*Task item:* Below are entries. Pull out all lines containing "Accuracy".

[[ Exercise inputs, beginning ]]

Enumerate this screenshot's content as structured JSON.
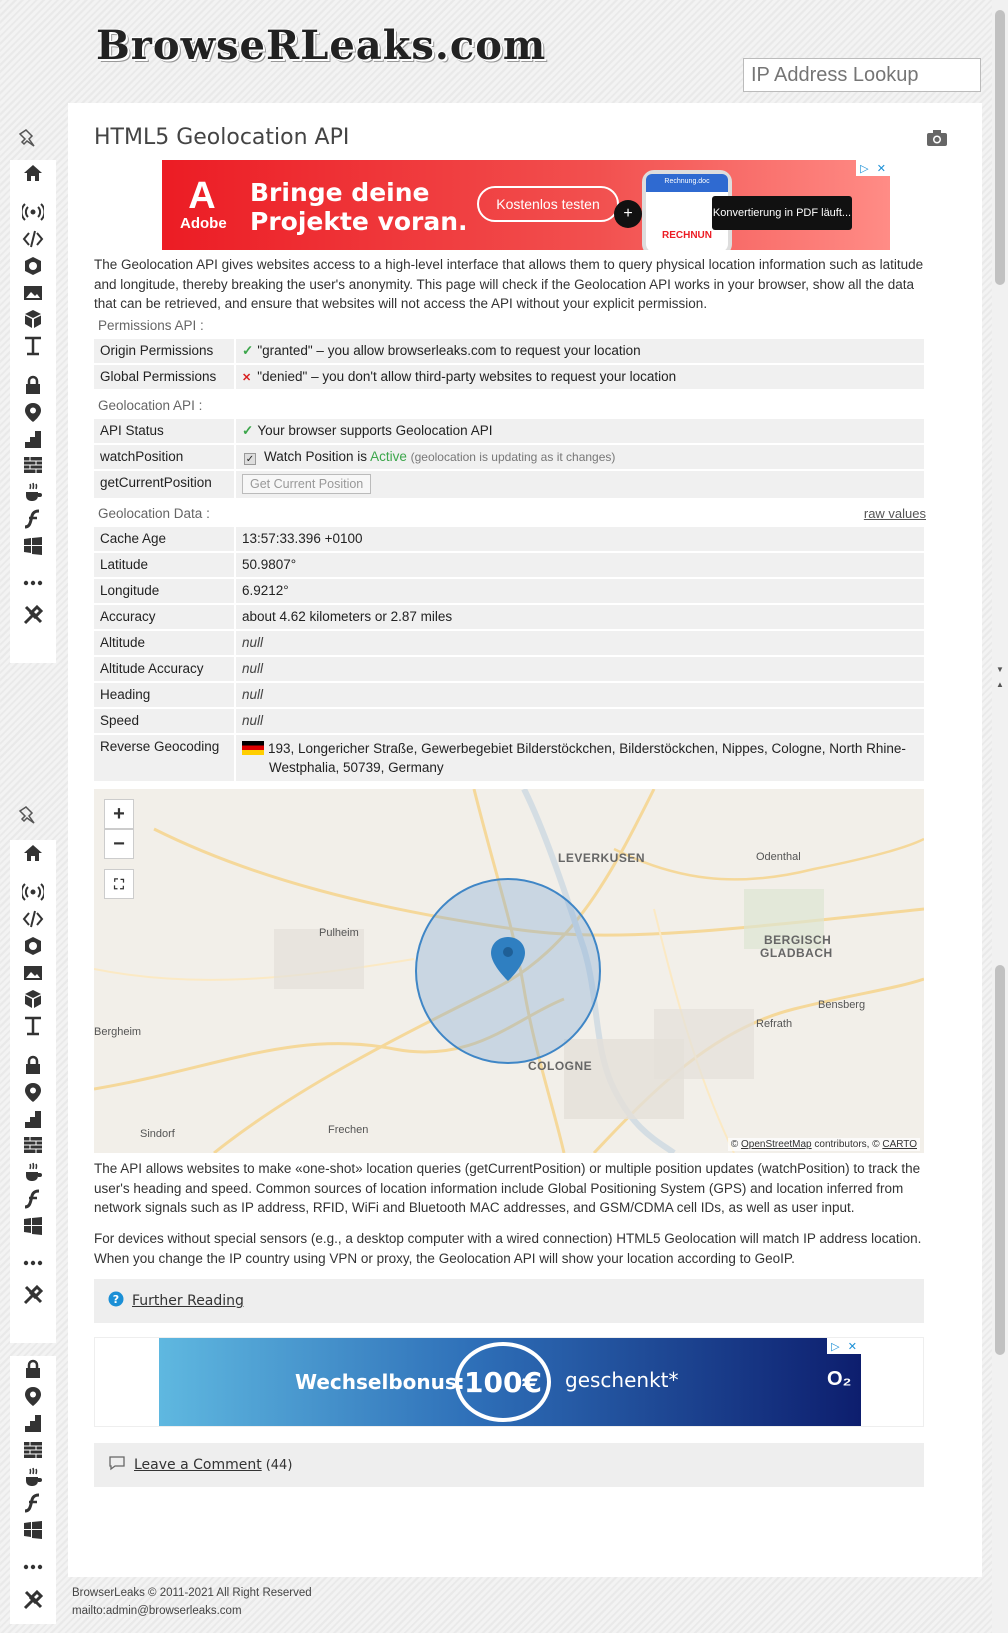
{
  "header": {
    "logo_text": "BrowseRLeaks.com",
    "search_placeholder": "IP Address Lookup"
  },
  "page": {
    "title": "HTML5 Geolocation API",
    "intro": "The Geolocation API gives websites access to a high-level interface that allows them to query physical location information such as latitude and longitude, thereby breaking the user's anonymity. This page will check if the Geolocation API works in your browser, show all the data that can be retrieved, and ensure that websites will not access the API without your explicit permission."
  },
  "ad_top": {
    "brand": "Adobe",
    "headline_1": "Bringe deine",
    "headline_2": "Projekte voran.",
    "cta": "Kostenlos testen",
    "phone_title": "Rechnung.doc",
    "phone_text": "RECHNUN",
    "toast": "Konvertierung in PDF läuft..."
  },
  "permissions": {
    "label": "Permissions API :",
    "rows": [
      {
        "key": "Origin Permissions",
        "value": "\"granted\" – you allow browserleaks.com to request your location",
        "status": "check"
      },
      {
        "key": "Global Permissions",
        "value": "\"denied\" – you don't allow third-party websites to request your location",
        "status": "cross"
      }
    ]
  },
  "geo_api": {
    "label": "Geolocation API :",
    "api_status_key": "API Status",
    "api_status_value": "Your browser supports Geolocation API",
    "watch_key": "watchPosition",
    "watch_prefix": "Watch Position is",
    "watch_state": "Active",
    "watch_note": "(geolocation is updating as it changes)",
    "current_key": "getCurrentPosition",
    "current_button": "Get Current Position"
  },
  "geo_data": {
    "label": "Geolocation Data :",
    "raw_link": "raw values",
    "rows": [
      {
        "key": "Cache Age",
        "value": "13:57:33.396 +0100"
      },
      {
        "key": "Latitude",
        "value": "50.9807°"
      },
      {
        "key": "Longitude",
        "value": "6.9212°"
      },
      {
        "key": "Accuracy",
        "value": "about 4.62 kilometers or 2.87 miles"
      },
      {
        "key": "Altitude",
        "value": "null"
      },
      {
        "key": "Altitude Accuracy",
        "value": "null"
      },
      {
        "key": "Heading",
        "value": "null"
      },
      {
        "key": "Speed",
        "value": "null"
      }
    ],
    "reverse_key": "Reverse Geocoding",
    "reverse_value_1": "193, Longericher Straße, Gewerbegebiet Bilderstöckchen, Bilderstöckchen, Nippes, Cologne, North Rhine-",
    "reverse_value_2": "Westphalia, 50739, Germany"
  },
  "map": {
    "zoom_in": "+",
    "zoom_out": "−",
    "labels": {
      "leverkusen": "LEVERKUSEN",
      "odenthal": "Odenthal",
      "pulheim": "Pulheim",
      "bergisch_1": "BERGISCH",
      "bergisch_2": "GLADBACH",
      "bensberg": "Bensberg",
      "refrath": "Refrath",
      "bergheim": "Bergheim",
      "cologne": "COLOGNE",
      "sindorf": "Sindorf",
      "frechen": "Frechen"
    },
    "attrib_prefix": "©",
    "attrib_osm": "OpenStreetMap",
    "attrib_mid": "contributors, ©",
    "attrib_carto": "CARTO"
  },
  "text": {
    "para1": "The API allows websites to make «one-shot» location queries (getCurrentPosition) or multiple position updates (watchPosition) to track the user's heading and speed. Common sources of location information include Global Positioning System (GPS) and location inferred from network signals such as IP address, RFID, WiFi and Bluetooth MAC addresses, and GSM/CDMA cell IDs, as well as user input.",
    "para2": "For devices without special sensors (e.g., a desktop computer with a wired connection) HTML5 Geolocation will match IP address location. When you change the IP country using VPN or proxy, the Geolocation API will show your location according to GeoIP."
  },
  "further_reading": "Further Reading",
  "ad_bottom": {
    "t1": "Wechselbonus:",
    "amount": "100€",
    "t2": "geschenkt*",
    "brand": "O₂"
  },
  "comments": {
    "label": "Leave a Comment",
    "count": "(44)"
  },
  "footer": {
    "copyright": "BrowserLeaks © 2011-2021 All Right Reserved",
    "mail": "mailto:admin@browserleaks.com"
  },
  "sidebar_icons": [
    "home-icon",
    "signal-icon",
    "code-icon",
    "webgl-icon",
    "image-icon",
    "cube-icon",
    "font-icon",
    "lock-icon",
    "location-icon",
    "chart-icon",
    "bricks-icon",
    "java-icon",
    "flash-icon",
    "windows-icon",
    "more-icon",
    "tools-icon"
  ],
  "colors": {
    "accent_green": "#3ca64b",
    "cross_red": "#d82020",
    "ad_red": "#ec1c24"
  }
}
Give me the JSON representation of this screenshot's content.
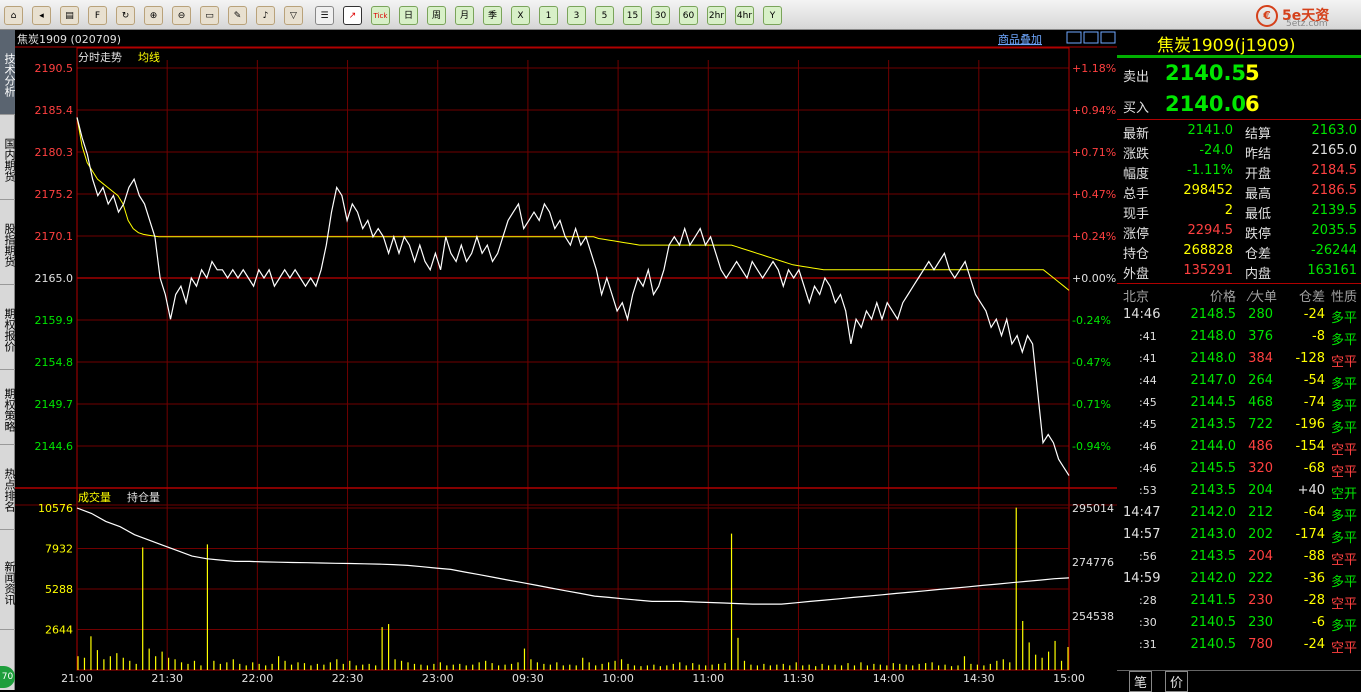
{
  "toolbar": {
    "buttons": [
      "home-icon",
      "back-icon",
      "save-icon",
      "f10",
      "refresh-icon",
      "zoom-in-icon",
      "zoom-out-icon",
      "window-icon",
      "draw-icon",
      "bell-icon",
      "filter-icon",
      "list-icon",
      "intraday-chart-icon",
      "Tick",
      "日",
      "周",
      "月",
      "季",
      "X",
      "1",
      "3",
      "5",
      "15",
      "30",
      "60",
      "2hr",
      "4hr",
      "Y"
    ]
  },
  "logo": {
    "text": "5e天资",
    "sub": "5etz.com"
  },
  "sidebar": {
    "tabs": [
      "技术分析",
      "国内期货",
      "股指期货",
      "期权报价",
      "期权策略",
      "热点排名",
      "新闻资讯"
    ],
    "corner": "70"
  },
  "chart_header": {
    "title": "焦炭1909 (020709)",
    "overlay_link": "商品叠加",
    "tab_intraday": "分时走势",
    "tab_avg": "均线",
    "vol_label": "成交量",
    "oi_label": "持仓量"
  },
  "chart_data": {
    "type": "line",
    "price_axis": {
      "ticks": [
        "2190.5",
        "2185.4",
        "2180.3",
        "2175.2",
        "2170.1",
        "2165.0",
        "2159.9",
        "2154.8",
        "2149.7",
        "2144.6"
      ],
      "pct": [
        "+1.18%",
        "+0.94%",
        "+0.71%",
        "+0.47%",
        "+0.24%",
        "+0.00%",
        "-0.24%",
        "-0.47%",
        "-0.71%",
        "-0.94%"
      ],
      "ylim": [
        2139.5,
        2190.5
      ],
      "prev_settle": 2165.0
    },
    "volume_axis": {
      "left": [
        "10576",
        "7932",
        "5288",
        "2644"
      ],
      "right": [
        "295014",
        "274776",
        "254538"
      ]
    },
    "x_ticks": [
      "21:00",
      "21:30",
      "22:00",
      "22:30",
      "23:00",
      "09:30",
      "10:00",
      "11:00",
      "11:30",
      "14:00",
      "14:30",
      "15:00"
    ],
    "price": [
      2184.5,
      2182,
      2180,
      2177,
      2175,
      2176,
      2174,
      2175,
      2173,
      2174,
      2176,
      2177,
      2175,
      2174,
      2172,
      2170,
      2165,
      2163,
      2160,
      2163,
      2164,
      2162,
      2165,
      2164,
      2166,
      2165,
      2167,
      2166,
      2166,
      2165,
      2166,
      2165,
      2166,
      2165,
      2164,
      2166,
      2165,
      2166,
      2164,
      2165,
      2166,
      2165,
      2166,
      2165,
      2164,
      2165,
      2164,
      2166,
      2169,
      2173,
      2176,
      2175,
      2172,
      2174,
      2173,
      2171,
      2172,
      2170,
      2171,
      2170,
      2168,
      2170,
      2168,
      2170,
      2169,
      2167,
      2169,
      2167,
      2166,
      2168,
      2166,
      2170,
      2168,
      2167,
      2169,
      2167,
      2168,
      2170,
      2168,
      2169,
      2167,
      2168,
      2170,
      2172,
      2173,
      2174,
      2171,
      2172,
      2173,
      2172,
      2174,
      2173,
      2171,
      2172,
      2170,
      2169,
      2171,
      2169,
      2170,
      2168,
      2166,
      2163,
      2165,
      2163,
      2161,
      2162,
      2160,
      2163,
      2165,
      2164,
      2166,
      2163,
      2164,
      2166,
      2169,
      2170,
      2169,
      2171,
      2169,
      2170,
      2171,
      2169,
      2170,
      2168,
      2166,
      2165,
      2166,
      2167,
      2166,
      2165,
      2167,
      2166,
      2165,
      2166,
      2167,
      2166,
      2164,
      2166,
      2165,
      2166,
      2164,
      2162,
      2164,
      2163,
      2165,
      2164,
      2162,
      2163,
      2161,
      2157,
      2160,
      2159,
      2161,
      2160,
      2162,
      2160,
      2162,
      2161,
      2160,
      2162,
      2163,
      2164,
      2165,
      2166,
      2167,
      2166,
      2167,
      2168,
      2166,
      2165,
      2166,
      2167,
      2165,
      2163,
      2162,
      2161,
      2159,
      2160,
      2158,
      2160,
      2157,
      2158,
      2156,
      2158,
      2157,
      2151,
      2145,
      2146,
      2145,
      2143,
      2142,
      2141
    ],
    "avg": [
      2184.5,
      2181,
      2179,
      2178,
      2177,
      2176.5,
      2176,
      2175.5,
      2175,
      2174,
      2172,
      2171,
      2170.5,
      2170.3,
      2170.2,
      2170.1,
      2170,
      2170,
      2170,
      2170,
      2170,
      2170,
      2170,
      2170,
      2170,
      2170,
      2170,
      2170,
      2170,
      2170,
      2170,
      2170,
      2170,
      2170,
      2170,
      2170,
      2170,
      2170,
      2170,
      2170,
      2170,
      2170,
      2170,
      2170,
      2170,
      2170,
      2170,
      2170,
      2170,
      2170,
      2170,
      2170,
      2170,
      2170,
      2170,
      2170,
      2170,
      2170,
      2170,
      2170,
      2170,
      2170,
      2170,
      2170,
      2170,
      2170,
      2170,
      2170,
      2170,
      2170,
      2170,
      2170,
      2170,
      2170,
      2170,
      2170,
      2170,
      2170,
      2170,
      2170,
      2170,
      2170,
      2170,
      2170,
      2170,
      2170,
      2170,
      2170,
      2170,
      2170,
      2170,
      2170,
      2170,
      2170,
      2170,
      2170,
      2170,
      2170,
      2170,
      2170,
      2170,
      2170,
      2169.8,
      2169.7,
      2169.6,
      2169.5,
      2169.4,
      2169.3,
      2169.2,
      2169.1,
      2169,
      2169,
      2169,
      2169,
      2169,
      2169,
      2169,
      2169,
      2169,
      2169,
      2169,
      2169,
      2169,
      2169,
      2169,
      2169,
      2169,
      2169,
      2169,
      2168.8,
      2168.6,
      2168.4,
      2168.2,
      2168,
      2167.8,
      2167.6,
      2167.4,
      2167.2,
      2167,
      2166.8,
      2166.6,
      2166.5,
      2166.4,
      2166.3,
      2166.2,
      2166.1,
      2166,
      2166,
      2166,
      2166,
      2166,
      2166,
      2166,
      2166,
      2166,
      2166,
      2166,
      2166,
      2166,
      2166,
      2166,
      2166,
      2166,
      2166,
      2166,
      2166,
      2166,
      2166,
      2166,
      2166,
      2166,
      2166,
      2166,
      2166,
      2166,
      2166,
      2166,
      2166,
      2166,
      2166,
      2166,
      2166,
      2166,
      2166,
      2166,
      2166,
      2166,
      2166,
      2166,
      2166,
      2165.5,
      2165,
      2164.5,
      2164,
      2163.5
    ],
    "open_interest": [
      295014,
      293000,
      290000,
      288000,
      285000,
      283000,
      281000,
      279000,
      277000,
      276000,
      275500,
      275000,
      275000,
      274800,
      274700,
      274600,
      274500,
      274400,
      274300,
      274200,
      274100,
      274000,
      273800,
      273500,
      273000,
      272500,
      272000,
      271000,
      270000,
      269000,
      268000,
      267000,
      266000,
      265000,
      264000,
      263000,
      262000,
      261500,
      261000,
      260500,
      260000,
      260000,
      260000,
      259800,
      259600,
      259400,
      259200,
      259000,
      259000,
      259000,
      259500,
      260000,
      260500,
      261000,
      261500,
      262000,
      262500,
      263000,
      263500,
      264000,
      264500,
      265000,
      265500,
      266000,
      266500,
      267000,
      267500,
      268000,
      268500,
      268828
    ],
    "volume": [
      900,
      800,
      2200,
      1300,
      700,
      900,
      1100,
      800,
      600,
      400,
      8000,
      1400,
      900,
      1200,
      800,
      700,
      500,
      400,
      600,
      300,
      8200,
      600,
      400,
      500,
      700,
      400,
      300,
      500,
      400,
      300,
      400,
      900,
      600,
      350,
      500,
      450,
      300,
      400,
      350,
      500,
      700,
      400,
      600,
      300,
      350,
      400,
      300,
      2800,
      3000,
      700,
      600,
      500,
      400,
      350,
      300,
      400,
      500,
      300,
      350,
      400,
      300,
      350,
      500,
      600,
      450,
      300,
      350,
      400,
      500,
      1400,
      700,
      500,
      400,
      350,
      500,
      300,
      350,
      300,
      800,
      500,
      300,
      400,
      500,
      600,
      700,
      400,
      300,
      250,
      300,
      350,
      250,
      300,
      400,
      500,
      300,
      450,
      350,
      300,
      350,
      400,
      450,
      8900,
      2100,
      600,
      350,
      300,
      400,
      300,
      350,
      400,
      300,
      500,
      300,
      350,
      250,
      400,
      300,
      350,
      300,
      450,
      300,
      500,
      300,
      400,
      350,
      300,
      450,
      400,
      350,
      300,
      400,
      450,
      500,
      300,
      350,
      250,
      300,
      900,
      400,
      350,
      300,
      400,
      600,
      700,
      500,
      10600,
      3200,
      1800,
      1000,
      800,
      1200,
      1900,
      600,
      1500
    ]
  },
  "quote": {
    "sell_label": "卖出",
    "sell_price": "2140.5",
    "sell_vol": "5",
    "buy_label": "买入",
    "buy_price": "2140.0",
    "buy_vol": "6",
    "stats": [
      [
        "最新",
        "2141.0",
        "结算",
        "2163.0"
      ],
      [
        "涨跌",
        "-24.0",
        "昨结",
        "2165.0"
      ],
      [
        "幅度",
        "-1.11%",
        "开盘",
        "2184.5"
      ],
      [
        "总手",
        "298452",
        "最高",
        "2186.5"
      ],
      [
        "现手",
        "2",
        "最低",
        "2139.5"
      ],
      [
        "涨停",
        "2294.5",
        "跌停",
        "2035.5"
      ],
      [
        "持仓",
        "268828",
        "仓差",
        "-26244"
      ],
      [
        "外盘",
        "135291",
        "内盘",
        "163161"
      ]
    ],
    "stat_colors": [
      [
        "g",
        "g"
      ],
      [
        "g",
        "w"
      ],
      [
        "g",
        "r"
      ],
      [
        "y",
        "r"
      ],
      [
        "y",
        "g"
      ],
      [
        "r",
        "g"
      ],
      [
        "y",
        "g"
      ],
      [
        "r",
        "g"
      ]
    ]
  },
  "ticks_header": [
    "北京",
    "价格",
    "⁄大单",
    "仓差",
    "性质"
  ],
  "ticks": [
    [
      "14:46",
      "2148.5",
      "280",
      "-24",
      "多平"
    ],
    [
      ":41",
      "2148.0",
      "376",
      "-8",
      "多平"
    ],
    [
      ":41",
      "2148.0",
      "384",
      "-128",
      "空平"
    ],
    [
      ":44",
      "2147.0",
      "264",
      "-54",
      "多平"
    ],
    [
      ":45",
      "2144.5",
      "468",
      "-74",
      "多平"
    ],
    [
      ":45",
      "2143.5",
      "722",
      "-196",
      "多平"
    ],
    [
      ":46",
      "2144.0",
      "486",
      "-154",
      "空平"
    ],
    [
      ":46",
      "2145.5",
      "320",
      "-68",
      "空平"
    ],
    [
      ":53",
      "2143.5",
      "204",
      "+40",
      "空开"
    ],
    [
      "14:47",
      "2142.0",
      "212",
      "-64",
      "多平"
    ],
    [
      "14:57",
      "2143.0",
      "202",
      "-174",
      "多平"
    ],
    [
      ":56",
      "2143.5",
      "204",
      "-88",
      "空平"
    ],
    [
      "14:59",
      "2142.0",
      "222",
      "-36",
      "多平"
    ],
    [
      ":28",
      "2141.5",
      "230",
      "-28",
      "空平"
    ],
    [
      ":30",
      "2140.5",
      "230",
      "-6",
      "多平"
    ],
    [
      ":31",
      "2140.5",
      "780",
      "-24",
      "空平"
    ]
  ],
  "tick_colors": [
    "g",
    "g",
    "r",
    "g",
    "g",
    "g",
    "r",
    "r",
    "g",
    "g",
    "g",
    "r",
    "g",
    "r",
    "g",
    "r"
  ],
  "bottom_tabs": [
    "笔",
    "价"
  ]
}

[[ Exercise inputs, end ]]

*Task response:*
        "key": "Accuracy",
        "key": "Altitude Accuracy",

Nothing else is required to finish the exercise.